Its success led to its acquisition in 1984 by Consolidated Foods, later renamed the Sara Lee Corporation. Dean remained involved in running the company, but the new corporate parent eventually began phasing him out of any management duties, a period that took a toll on his health. In January 2004, Dean said that Sara Lee had dropped him as the spokesman for the sausage brand, saying that he was too old.
Later years and death
A Virginia resident since 1990, Dean was inducted into the Virginia Country Music Hall of Fame in 1997. Former Virginia governor Jim Gilmore appointed Dean to the Virginia Board of Game and Inland Fisheries, which oversees the state's wildlife efforts and boating laws.
In the fall of 2004, he released his blunt, straight-talking autobiography 30 Years of Sausage, 50 Years of Ham. Dean lived in semi-retirement with second wife, Donna Meade Dean, a singer, songwriter, and recording artist he married in 1991, who helped him write his book. The couple lived on their property at Chaffin's Bluff overlooking the James River in Henrico County, on the outskirts of Richmond, Virginia. On April 20, 2009, the main house was largely gutted by a fire, although the Deans escaped injury. The Deans rebuilt their home on the same foundation and returned early in 2010.
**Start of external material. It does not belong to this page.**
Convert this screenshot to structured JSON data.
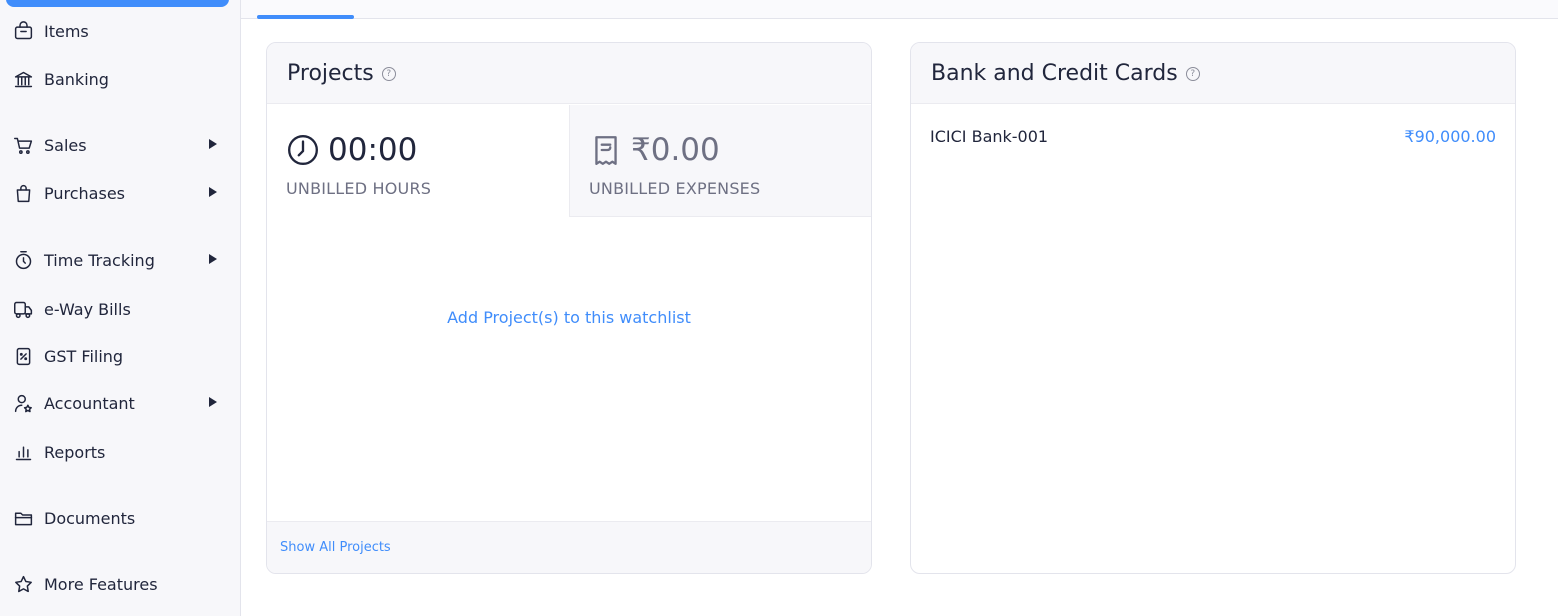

Dean, who dropped out of high school in 1946 to work and help his mother, announced on May 20, 2008, a donation of $1 million to Wayland Baptist University in Plainview, the largest gift ever from one individual to the institution. Dean said: "I've been so blessed, and it makes me proud to give back, especially to my hometown."
On February 23, 2010, Dean was nominated for the Country Music Hall of Fame; he was scheduled to be inducted in October 2010, but this occurred after his death.
Dean had three children, Garry, Connie, and Robert, with his first wife Mary Sue (née Wittauer) Dean; and two granddaughters, Caroline Taylor (Connie's daughter) and Brianna Dean (Robert's daughter).
Dean died at the age of 81, on June 13, 2010, at his Red Roof Inn in Varina, Virginia. He was survived by his second wife Donna.
He was entombed in a 9-foot-tall (2.7 m) piano-shaped mausoleum overlooking the James River on the grounds of his estate. His epitaph reads "Here Lies One Hell of a Man", which is a quote from a lyric from his uncensored version of the song "Big Bad John".Wide ThumbClearartFanartBanner User Comments